Some stories are stranger than fiction. And though the tale of Barry Seal – drug smuggler, double-crosser, pilot extraordinaire – has now been transformed into a raucous Hollywood caper with Tom Cruise at the helm, the true story would be too outlandish for even the most imaginative screenwriter to pen.
Who was Barry Seal?
Adler Berriman “Barry” Seal was a talented pilot who, in the early 1980s, was one of the principal importers of cocaine into North America via a remote airstrip in a backwater of west Arkansas. But that wasn’t always the plan.
Born in Baton Rogue, Louisiana, in 1939, Seal developed a love of flying at a very early age – by the age of just 15, the budding airman had taken his first solo flight, and by 16 he’d gained his full pilot’s licence. His first job as a pilot was to tow advertising banners behind his tiny Cessna plane, before he slipped into the role of flight engineer at Trans World Airlines back in 1968. His natural talent and passion for planes quickly shone through, though, and soon Seal was installed as one of the youngest ever pilots in the TWA fleet.
How did Seal come to be a drug smuggler?
According to Seal’s wife Deborah, the pilot started moving small amounts of marijuana across the border by plane in about 1975. By 1978, however, Seal had graduated to cocaine, largely because, in his own words, coke was “pound-for-pound more profitable” than cannabis.
And there were many pounds. On each journey on his favoured route from Nicaragua to Louisiana, Barry was said to move “1,000 to 1,500 kilos” of cocaine. “That was a joke to him” said John Roberts, a veteran smuggler on the 1970s Coke Road. “He’d work at the drop of a hat, and he didn’t care. He’d get in his plane and he’d go down there and throw 1,000 kilos on the plan and come back to Louisiana” Roberts remembers.
Soon, Seal’s talent and sheer bravado had attracted the attention of the Medellin Cartel, and their mogul leader Pablo Escobar. It was on Escobar’s suggestion that Seal moved his favoured airstrip from Louisiana to west Arkansas. And it was on a particularly heavily-loaded trip, carrying Medellin cocaine, that Seal finally got busted by DEA foot soldiers. The pilot was charged with conspiracy to distribute 462 pounds of cocaine, with an estimated street value of $168 million. It should have put him away for life. But Seal saw a way out.
How did he come to be a CIA informant?
After his sentencing, Seal approached the DEA and offered to cooperate with the government as an informant, claiming that he was perhaps best placed to shine a light on the Medellin operations in North America, Colombia and Nicaragua.

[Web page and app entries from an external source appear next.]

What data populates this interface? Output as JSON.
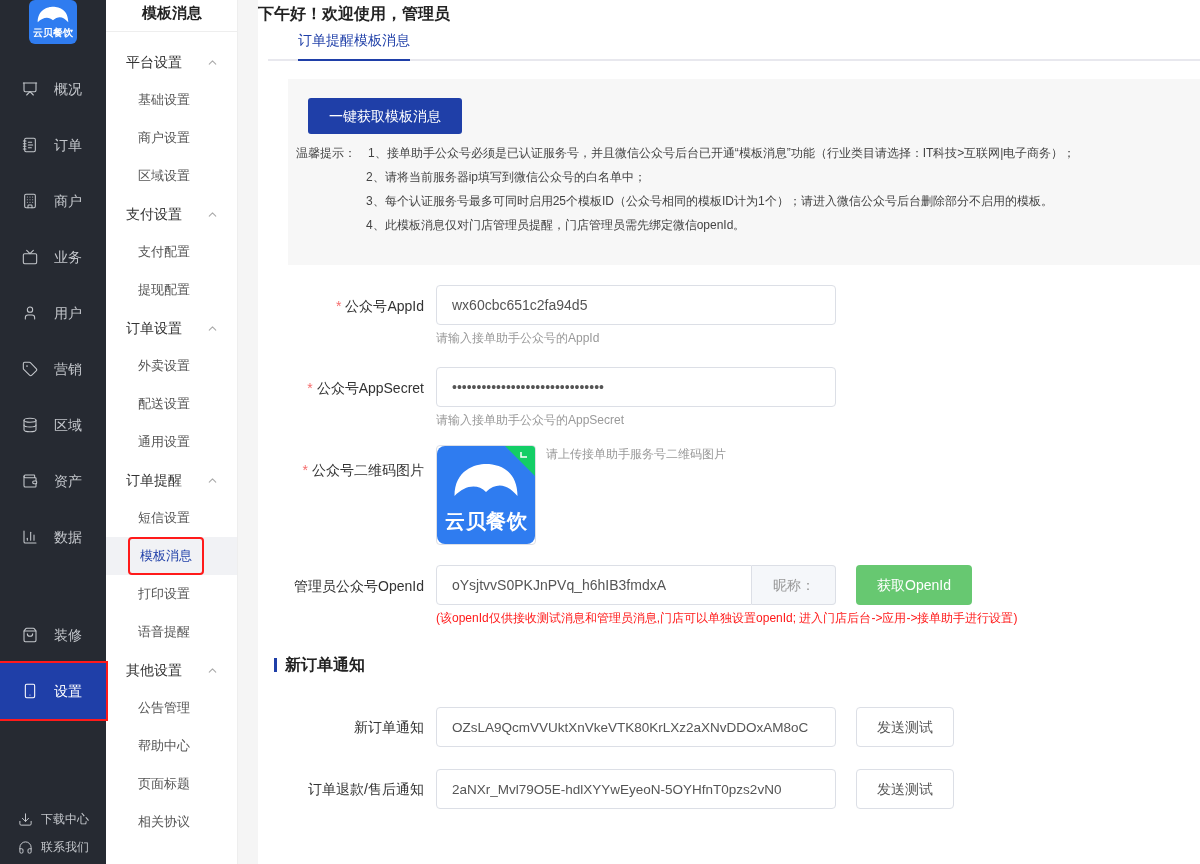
{
  "brand": {
    "logo_text": "云贝餐饮"
  },
  "nav": {
    "items": [
      {
        "label": "概况",
        "selected": false,
        "outlined": false
      },
      {
        "label": "订单",
        "selected": false,
        "outlined": false
      },
      {
        "label": "商户",
        "selected": false,
        "outlined": false
      },
      {
        "label": "业务",
        "selected": false,
        "outlined": false
      },
      {
        "label": "用户",
        "selected": false,
        "outlined": false
      },
      {
        "label": "营销",
        "selected": false,
        "outlined": false
      },
      {
        "label": "区域",
        "selected": false,
        "outlined": false
      },
      {
        "label": "资产",
        "selected": false,
        "outlined": false
      },
      {
        "label": "数据",
        "selected": false,
        "outlined": false
      }
    ],
    "lower_items": [
      {
        "label": "装修",
        "selected": false,
        "outlined": false
      },
      {
        "label": "设置",
        "selected": true,
        "outlined": true
      }
    ],
    "footer": [
      {
        "label": "下载中心"
      },
      {
        "label": "联系我们"
      }
    ]
  },
  "submenu": {
    "title": "模板消息",
    "groups": [
      {
        "label": "平台设置",
        "expanded": true,
        "children": [
          {
            "label": "基础设置",
            "selected": false,
            "outlined": false
          },
          {
            "label": "商户设置",
            "selected": false,
            "outlined": false
          },
          {
            "label": "区域设置",
            "selected": false,
            "outlined": false
          }
        ]
      },
      {
        "label": "支付设置",
        "expanded": true,
        "children": [
          {
            "label": "支付配置",
            "selected": false,
            "outlined": false
          },
          {
            "label": "提现配置",
            "selected": false,
            "outlined": false
          }
        ]
      },
      {
        "label": "订单设置",
        "expanded": true,
        "children": [
          {
            "label": "外卖设置",
            "selected": false,
            "outlined": false
          },
          {
            "label": "配送设置",
            "selected": false,
            "outlined": false
          },
          {
            "label": "通用设置",
            "selected": false,
            "outlined": false
          }
        ]
      },
      {
        "label": "订单提醒",
        "expanded": true,
        "children": [
          {
            "label": "短信设置",
            "selected": false,
            "outlined": false
          },
          {
            "label": "模板消息",
            "selected": true,
            "outlined": true
          },
          {
            "label": "打印设置",
            "selected": false,
            "outlined": false
          },
          {
            "label": "语音提醒",
            "selected": false,
            "outlined": false
          }
        ]
      },
      {
        "label": "其他设置",
        "expanded": true,
        "children": [
          {
            "label": "公告管理",
            "selected": false,
            "outlined": false
          },
          {
            "label": "帮助中心",
            "selected": false,
            "outlined": false
          },
          {
            "label": "页面标题",
            "selected": false,
            "outlined": false
          },
          {
            "label": "相关协议",
            "selected": false,
            "outlined": false
          }
        ]
      }
    ]
  },
  "greeting": "下午好！欢迎使用，管理员",
  "tabs": [
    {
      "label": "订单提醒模板消息",
      "selected": true
    }
  ],
  "notice": {
    "button": "一键获取模板消息",
    "prefix": "温馨提示：",
    "lines": [
      "1、接单助手公众号必须是已认证服务号，并且微信公众号后台已开通“模板消息”功能（行业类目请选择：IT科技>互联网|电子商务）；",
      "2、请将当前服务器ip填写到微信公众号的白名单中；",
      "3、每个认证服务号最多可同时启用25个模板ID（公众号相同的模板ID计为1个）；请进入微信公众号后台删除部分不启用的模板。",
      "4、此模板消息仅对门店管理员提醒，门店管理员需先绑定微信openId。"
    ]
  },
  "form": {
    "required_mark": "*",
    "fields": [
      {
        "kind": "text",
        "label": "公众号AppId",
        "required": true,
        "value": "wx60cbc651c2fa94d5",
        "hint": "请输入接单助手公众号的AppId"
      },
      {
        "kind": "text",
        "label": "公众号AppSecret",
        "required": true,
        "value": "•••••••••••••••••••••••••••••••",
        "hint": "请输入接单助手公众号的AppSecret"
      },
      {
        "kind": "image",
        "label": "公众号二维码图片",
        "required": true,
        "hint": "请上传接单助手服务号二维码图片",
        "image_text": "云贝餐饮",
        "uploaded": true
      },
      {
        "kind": "openid",
        "label": "管理员公众号OpenId",
        "required": false,
        "value": "oYsjtvvS0PKJnPVq_h6hIB3fmdxA",
        "addon": "昵称：",
        "button": "获取OpenId",
        "note": "(该openId仅供接收测试消息和管理员消息,门店可以单独设置openId; 进入门店后台->应用->接单助手进行设置)"
      }
    ]
  },
  "section": {
    "title": "新订单通知",
    "rows": [
      {
        "label": "新订单通知",
        "value": "OZsLA9QcmVVUktXnVkeVTK80KrLXz2aXNvDDOxAM8oC",
        "button": "发送测试"
      },
      {
        "label": "订单退款/售后通知",
        "value": "2aNXr_Mvl79O5E-hdlXYYwEyeoN-5OYHfnT0pzs2vN0",
        "button": "发送测试"
      }
    ]
  }
}
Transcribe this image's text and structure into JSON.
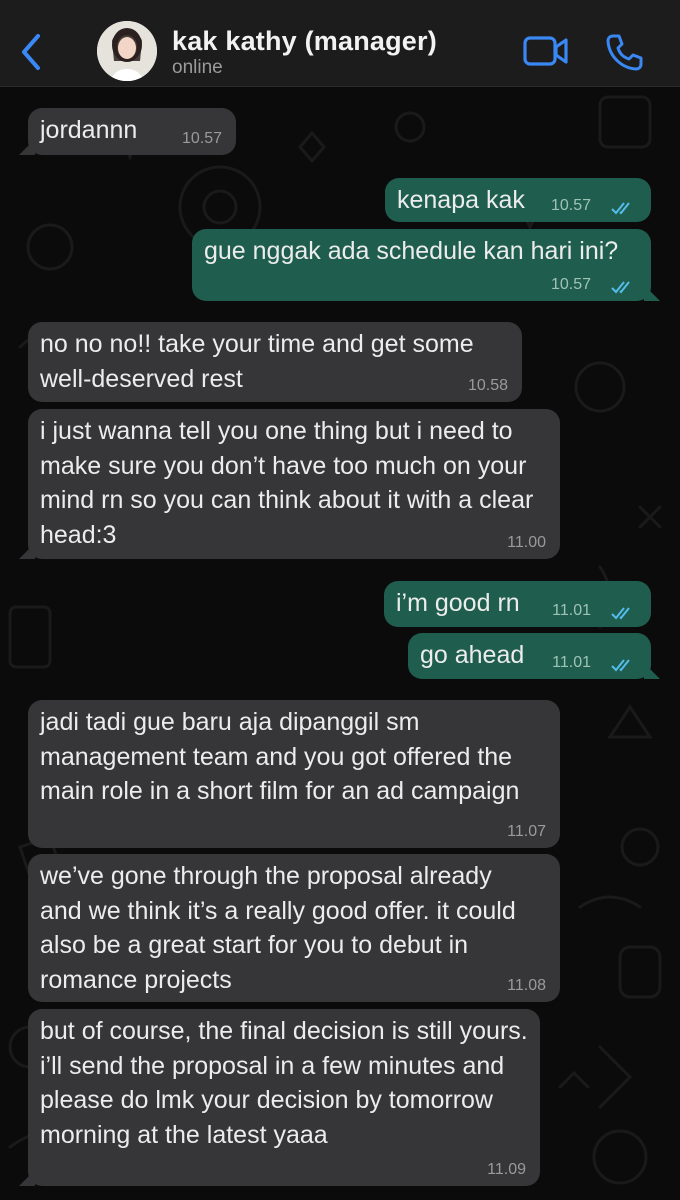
{
  "header": {
    "contact_name": "kak kathy (manager)",
    "status": "online",
    "accent_color": "#3a88f4"
  },
  "icons": {
    "back": "chevron-left-icon",
    "video": "video-camera-icon",
    "call": "phone-icon",
    "read": "double-check-icon"
  },
  "colors": {
    "incoming_bubble": "#363638",
    "outgoing_bubble": "#1f5e4e",
    "read_tick": "#53bdeb",
    "background": "#0b0b0b"
  },
  "messages": [
    {
      "direction": "in",
      "text": "jordannn",
      "time": "10.57"
    },
    {
      "direction": "out",
      "text": "kenapa kak",
      "time": "10.57",
      "read": true
    },
    {
      "direction": "out",
      "text": "gue nggak ada schedule kan hari ini?",
      "time": "10.57",
      "read": true
    },
    {
      "direction": "in",
      "text": "no no no!! take your time and get some well-deserved rest",
      "time": "10.58"
    },
    {
      "direction": "in",
      "text": "i just wanna tell you one thing but i need to make sure you don’t have too much on your mind rn so you can think about it with a clear head:3",
      "time": "11.00"
    },
    {
      "direction": "out",
      "text": "i’m good rn",
      "time": "11.01",
      "read": true
    },
    {
      "direction": "out",
      "text": "go ahead",
      "time": "11.01",
      "read": true
    },
    {
      "direction": "in",
      "text": "jadi tadi gue baru aja dipanggil sm management team and you got offered the main role in a short film for an ad campaign",
      "time": "11.07"
    },
    {
      "direction": "in",
      "text": "we’ve gone through the proposal already and we think it’s a really good offer. it could also be a great start for you to debut in romance projects",
      "time": "11.08"
    },
    {
      "direction": "in",
      "text": "but of course, the final decision is still yours. i’ll send the proposal in a few minutes and please do lmk your decision by tomorrow morning at the latest yaaa",
      "time": "11.09"
    }
  ]
}
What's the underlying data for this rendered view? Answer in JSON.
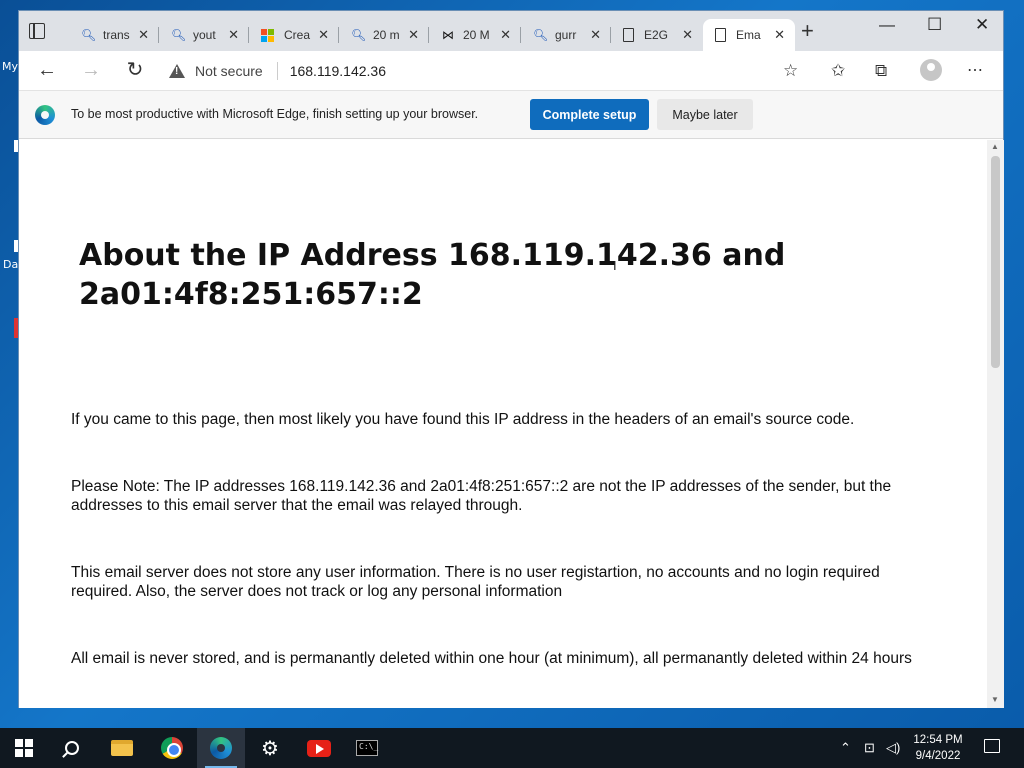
{
  "desktop": {
    "labels": [
      "My",
      "Da"
    ]
  },
  "browser": {
    "tabs": [
      {
        "icon": "search-icon",
        "label": "trans"
      },
      {
        "icon": "search-icon",
        "label": "yout"
      },
      {
        "icon": "microsoft-logo-icon",
        "label": "Crea"
      },
      {
        "icon": "search-icon",
        "label": "20 m"
      },
      {
        "icon": "bowtie-icon",
        "label": "20 M"
      },
      {
        "icon": "search-icon",
        "label": "gurr"
      },
      {
        "icon": "document-icon",
        "label": "E2G"
      },
      {
        "icon": "document-icon",
        "label": "Ema",
        "active": true
      }
    ],
    "address": {
      "security_label": "Not secure",
      "url": "168.119.142.36"
    },
    "infobar": {
      "message": "To be most productive with Microsoft Edge, finish setting up your browser.",
      "primary_button": "Complete setup",
      "secondary_button": "Maybe later"
    }
  },
  "page": {
    "title": "About the IP Address 168.119.142.36 and 2a01:4f8:251:657::2",
    "paragraphs": [
      "If you came to this page, then most likely you have found this IP address in the headers of an email's source code.",
      "Please Note: The IP addresses 168.119.142.36 and 2a01:4f8:251:657::2 are not the IP addresses of the sender, but the addresses to this email server that the email was relayed through.",
      "This email server does not store any user information. There is no user registartion, no accounts and no login required required. Also, the server does not track or log any personal information",
      "All email is never stored, and is permanantly deleted within one hour (at minimum), all permanantly deleted within 24 hours"
    ]
  },
  "taskbar": {
    "time": "12:54 PM",
    "date": "9/4/2022"
  },
  "colors": {
    "accent": "#0f6cbd",
    "desktop": "#0b5fa8",
    "taskbar": "#101820"
  }
}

To best entrap their prey, the DEA instructed Seal to carry on with business as usual, and to keep flying various smuggling routes. They loaded his plane up with high-tech surveillance equipment, including “the most expensive cryptic radio communications we had ever seen at that time,” according to DEA Agent Ernest Jacobsen.
On his first trip, Seal was able to snap photographs of Cuban officials, Nicaraguan soldiers and Sandinista government officers hauling duffel bags of cocaine on and off his plane. Seal even brought back a snap of the then-mythical Pablo Escobar, swaddled in a signature striped polo shirt. Seal’s intel transformed him into the most significant witness in the US’s war on drugs almost overnight. It also made him a sitting duck for the Medellin Cartel, and their many associates around the world.
How did it all end?
With his reliability as an informant vindicated, Seal was awarded a re-sentence of 5 years probation. Unfortunately, he was also slapped with an arbitrary 6-months house arrest order by a disgruntled local judge in Louisiana who felt aggrieved that a Federal court had had the final say. But by announcing to the world Barry Seal’s precise location for the next sixth months, the judge had effectively signed a death warrant, too.
On February 19, 1986, while working outside a Salvation Army facility as part of his court order, Seal was machine-gunned to death by assassins from the Medellin Cartel. It was a grizzly and slightly pathetic end for a man who enjoyed a life lived hard and fast, grand and loose. “The exciting thing to me is to get yourself into a life threatening situation” Seal said, in a final TV interview shortly before his death. “Now that’s excitement.”